◆ **About this exercise**:
In the data, extract each line that holds the string "Completed".

[Web page and app entries]

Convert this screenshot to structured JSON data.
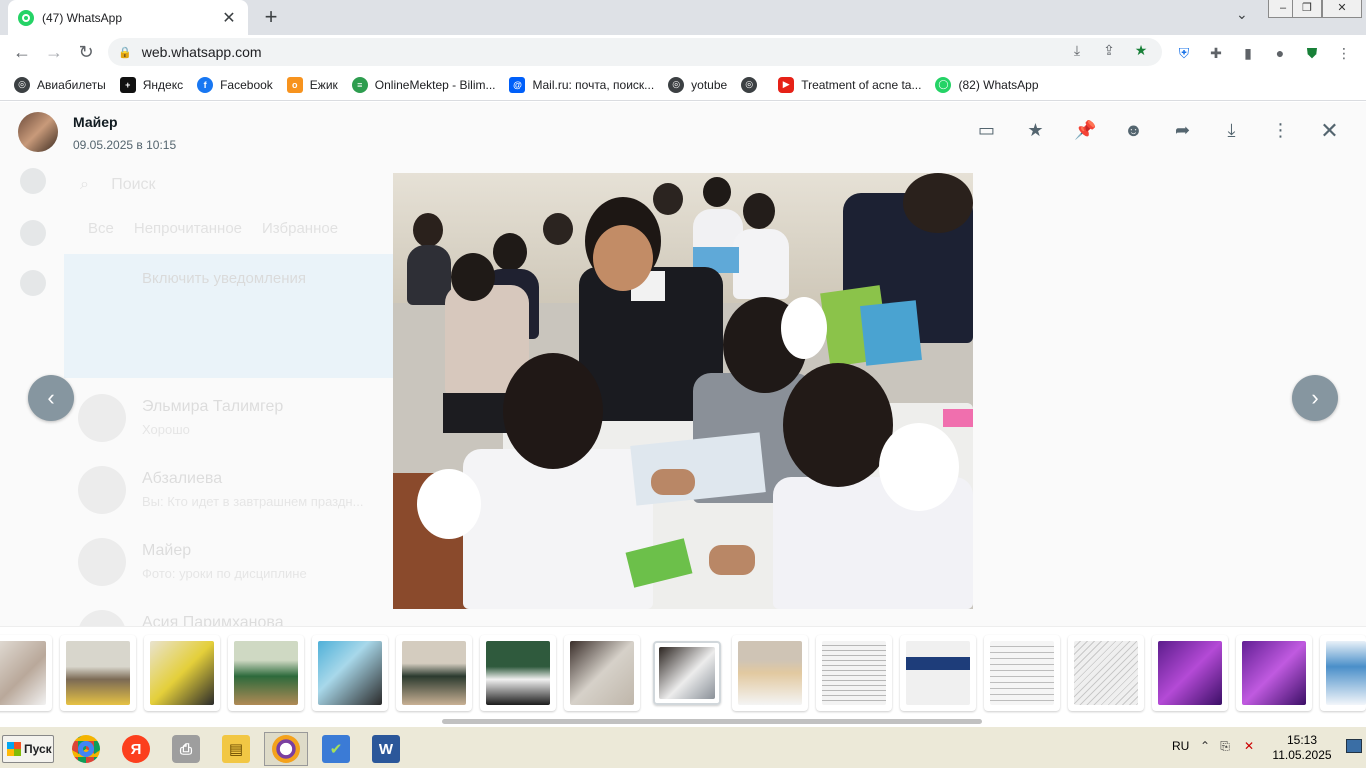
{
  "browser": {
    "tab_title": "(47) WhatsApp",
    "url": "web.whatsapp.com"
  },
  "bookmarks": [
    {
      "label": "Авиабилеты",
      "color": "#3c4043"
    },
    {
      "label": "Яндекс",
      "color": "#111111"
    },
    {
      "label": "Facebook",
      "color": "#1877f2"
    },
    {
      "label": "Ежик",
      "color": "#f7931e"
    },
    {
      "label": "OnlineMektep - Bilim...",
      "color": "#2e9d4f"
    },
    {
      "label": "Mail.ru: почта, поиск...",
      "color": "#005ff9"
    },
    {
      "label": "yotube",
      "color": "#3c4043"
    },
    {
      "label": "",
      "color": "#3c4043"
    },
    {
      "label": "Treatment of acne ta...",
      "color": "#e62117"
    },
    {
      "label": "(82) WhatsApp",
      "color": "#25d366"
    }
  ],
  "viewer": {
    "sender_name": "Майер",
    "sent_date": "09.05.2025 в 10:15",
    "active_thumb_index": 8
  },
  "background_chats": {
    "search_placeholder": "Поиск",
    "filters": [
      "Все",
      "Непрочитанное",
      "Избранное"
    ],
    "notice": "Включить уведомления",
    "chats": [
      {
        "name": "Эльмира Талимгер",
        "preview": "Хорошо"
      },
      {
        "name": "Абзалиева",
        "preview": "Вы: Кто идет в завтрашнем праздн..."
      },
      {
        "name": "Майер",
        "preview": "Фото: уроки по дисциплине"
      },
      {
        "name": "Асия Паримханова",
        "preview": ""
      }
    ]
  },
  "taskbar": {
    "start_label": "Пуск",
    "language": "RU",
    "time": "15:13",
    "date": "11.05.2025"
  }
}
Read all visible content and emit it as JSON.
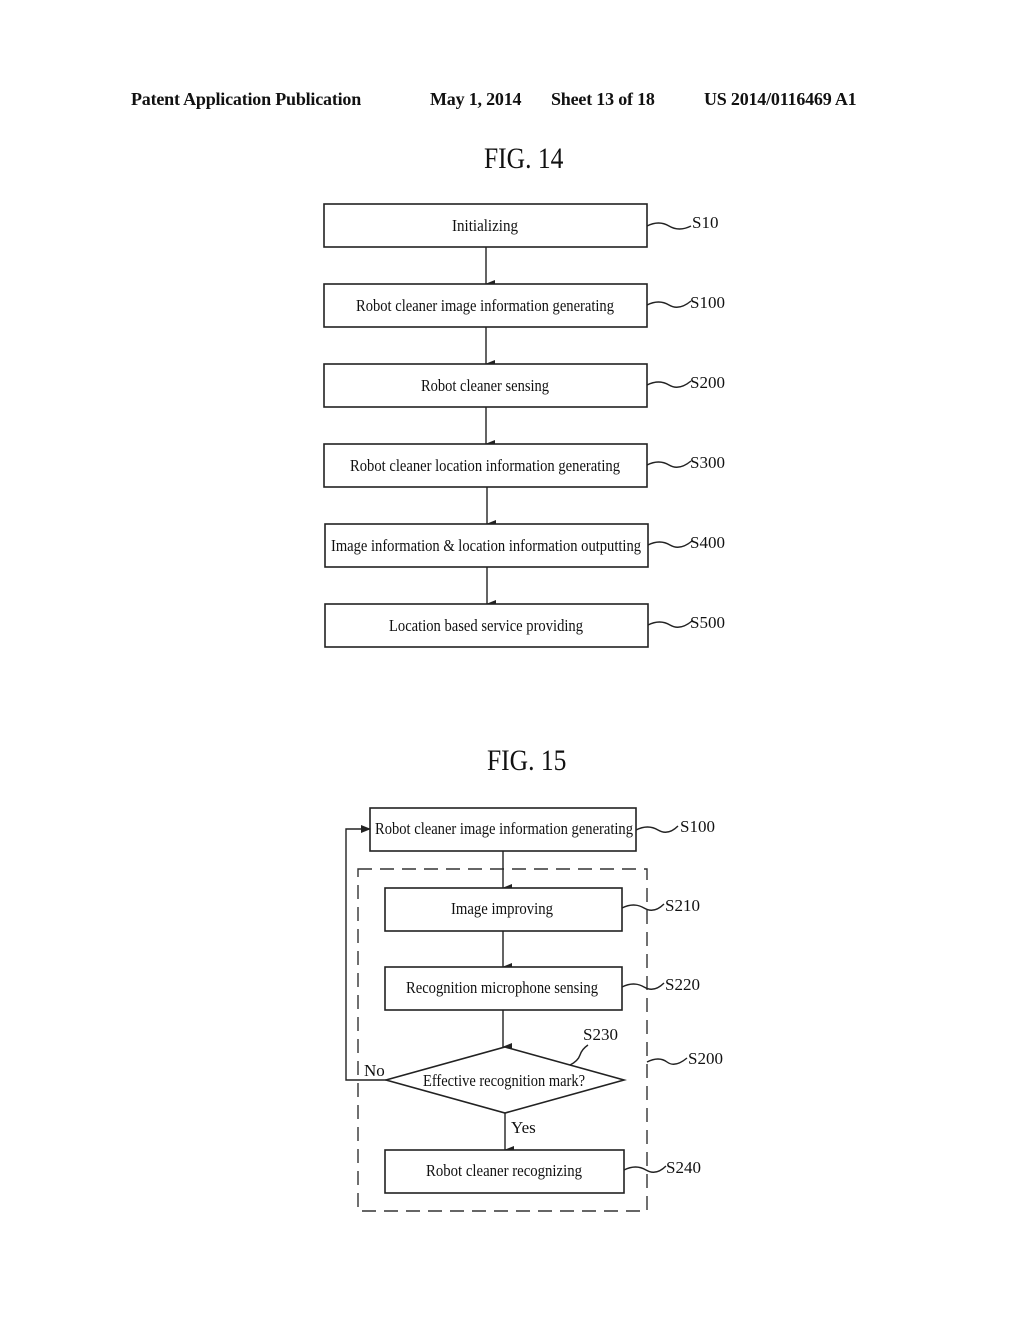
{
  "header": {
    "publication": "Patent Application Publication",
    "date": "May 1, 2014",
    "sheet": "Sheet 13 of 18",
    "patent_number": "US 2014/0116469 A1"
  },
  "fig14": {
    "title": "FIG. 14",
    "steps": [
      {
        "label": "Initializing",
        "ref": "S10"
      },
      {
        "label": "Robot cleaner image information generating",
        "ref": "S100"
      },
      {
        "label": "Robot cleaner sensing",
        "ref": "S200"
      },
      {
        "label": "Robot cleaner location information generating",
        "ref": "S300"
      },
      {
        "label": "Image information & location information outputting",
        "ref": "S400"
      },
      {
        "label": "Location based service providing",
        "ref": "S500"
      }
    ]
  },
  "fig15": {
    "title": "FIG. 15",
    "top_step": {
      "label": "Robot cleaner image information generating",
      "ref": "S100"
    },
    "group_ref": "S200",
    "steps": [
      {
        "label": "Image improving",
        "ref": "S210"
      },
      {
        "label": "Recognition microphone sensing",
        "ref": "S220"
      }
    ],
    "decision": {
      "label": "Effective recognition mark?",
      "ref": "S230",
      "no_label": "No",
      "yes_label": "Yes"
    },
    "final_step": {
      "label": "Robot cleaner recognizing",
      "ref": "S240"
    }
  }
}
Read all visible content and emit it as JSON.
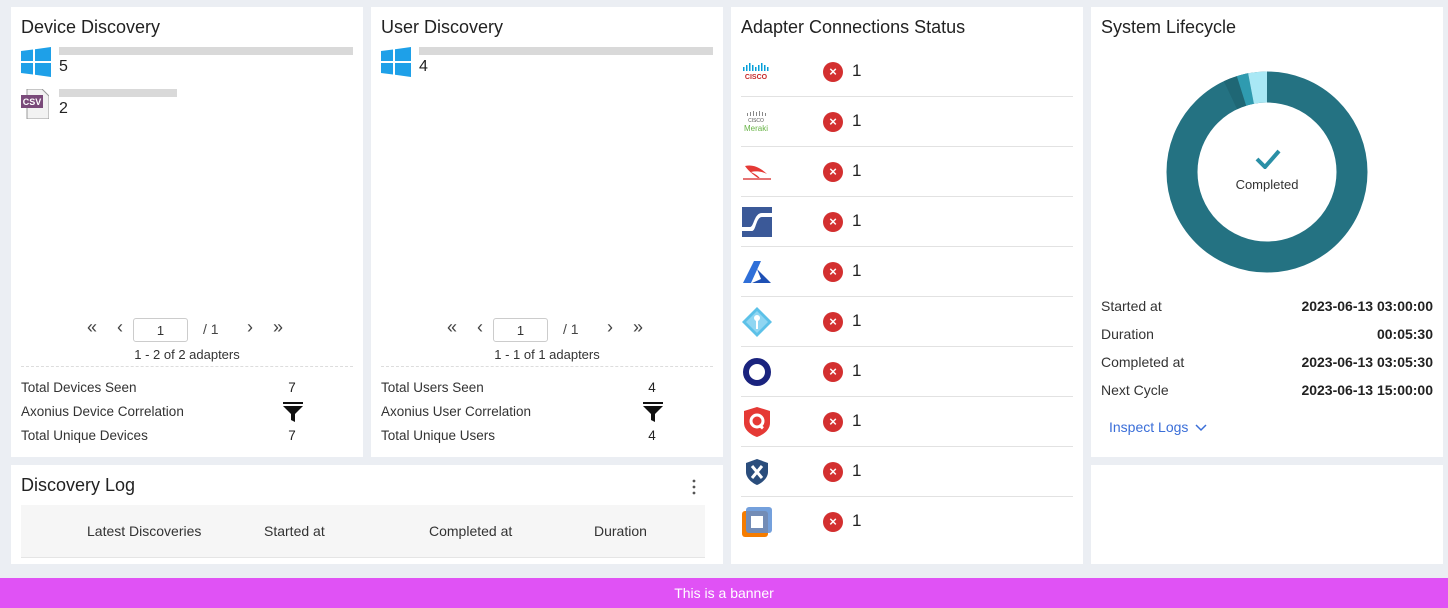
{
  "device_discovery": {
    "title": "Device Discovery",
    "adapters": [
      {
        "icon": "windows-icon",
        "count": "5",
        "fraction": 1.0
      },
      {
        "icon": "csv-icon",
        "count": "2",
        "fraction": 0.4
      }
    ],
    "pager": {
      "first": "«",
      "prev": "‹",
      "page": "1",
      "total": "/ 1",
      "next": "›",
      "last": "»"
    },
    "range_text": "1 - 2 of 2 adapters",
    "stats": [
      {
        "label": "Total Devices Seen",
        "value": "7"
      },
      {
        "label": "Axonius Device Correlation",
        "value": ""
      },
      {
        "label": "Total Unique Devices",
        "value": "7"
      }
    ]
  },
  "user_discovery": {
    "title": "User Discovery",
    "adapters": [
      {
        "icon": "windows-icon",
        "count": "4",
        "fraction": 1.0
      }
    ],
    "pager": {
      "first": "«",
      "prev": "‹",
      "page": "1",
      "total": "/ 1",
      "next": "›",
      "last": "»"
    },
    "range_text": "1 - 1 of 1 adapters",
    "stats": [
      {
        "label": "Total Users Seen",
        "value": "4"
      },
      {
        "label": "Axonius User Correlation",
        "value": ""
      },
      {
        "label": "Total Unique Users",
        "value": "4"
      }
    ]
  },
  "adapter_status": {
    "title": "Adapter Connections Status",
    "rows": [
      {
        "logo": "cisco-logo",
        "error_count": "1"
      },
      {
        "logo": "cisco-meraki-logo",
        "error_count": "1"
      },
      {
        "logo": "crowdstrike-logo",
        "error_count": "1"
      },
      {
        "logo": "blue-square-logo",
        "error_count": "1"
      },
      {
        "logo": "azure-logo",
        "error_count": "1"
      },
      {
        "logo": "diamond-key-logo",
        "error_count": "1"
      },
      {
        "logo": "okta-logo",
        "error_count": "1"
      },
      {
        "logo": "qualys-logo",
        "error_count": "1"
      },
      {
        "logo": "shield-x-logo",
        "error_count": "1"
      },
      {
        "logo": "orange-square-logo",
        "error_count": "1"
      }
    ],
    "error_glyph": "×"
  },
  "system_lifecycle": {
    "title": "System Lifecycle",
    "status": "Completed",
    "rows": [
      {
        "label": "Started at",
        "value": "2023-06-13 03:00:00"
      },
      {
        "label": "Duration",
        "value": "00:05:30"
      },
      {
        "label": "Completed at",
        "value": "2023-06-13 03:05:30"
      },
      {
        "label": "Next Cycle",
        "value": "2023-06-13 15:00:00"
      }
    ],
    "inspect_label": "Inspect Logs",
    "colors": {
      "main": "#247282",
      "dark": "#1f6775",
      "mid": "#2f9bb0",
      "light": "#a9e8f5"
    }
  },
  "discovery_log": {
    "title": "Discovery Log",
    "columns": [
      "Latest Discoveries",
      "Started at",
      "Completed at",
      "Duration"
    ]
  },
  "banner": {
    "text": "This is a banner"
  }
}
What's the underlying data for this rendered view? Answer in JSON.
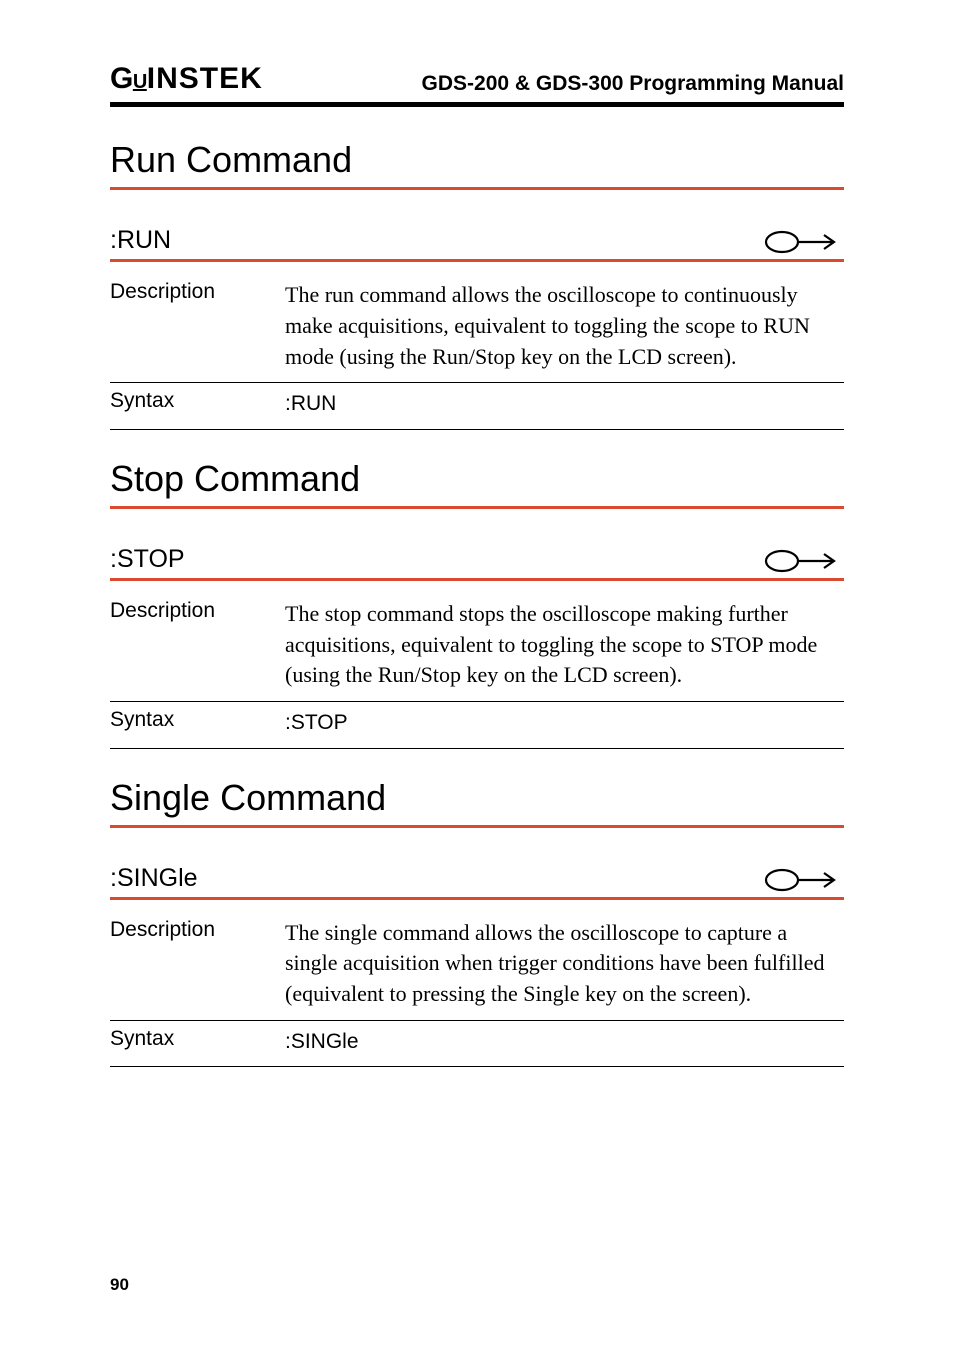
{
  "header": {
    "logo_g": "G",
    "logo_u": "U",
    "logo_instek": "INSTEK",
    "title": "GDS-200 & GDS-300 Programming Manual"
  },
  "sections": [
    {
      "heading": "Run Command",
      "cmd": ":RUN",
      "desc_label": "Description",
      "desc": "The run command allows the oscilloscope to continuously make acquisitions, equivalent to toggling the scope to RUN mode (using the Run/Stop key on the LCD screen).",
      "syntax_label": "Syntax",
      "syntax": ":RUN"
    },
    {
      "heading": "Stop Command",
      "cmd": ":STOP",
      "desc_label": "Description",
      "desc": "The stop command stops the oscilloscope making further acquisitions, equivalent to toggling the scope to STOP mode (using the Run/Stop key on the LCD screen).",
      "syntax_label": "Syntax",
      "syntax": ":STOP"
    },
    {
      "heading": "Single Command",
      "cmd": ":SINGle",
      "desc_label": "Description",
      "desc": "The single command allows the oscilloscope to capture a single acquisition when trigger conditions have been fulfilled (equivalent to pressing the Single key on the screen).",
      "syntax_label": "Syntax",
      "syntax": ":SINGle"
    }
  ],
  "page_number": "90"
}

◆ **Task solution**:
    "status": "Completed",
        "label": "Completed at",
      "Completed at",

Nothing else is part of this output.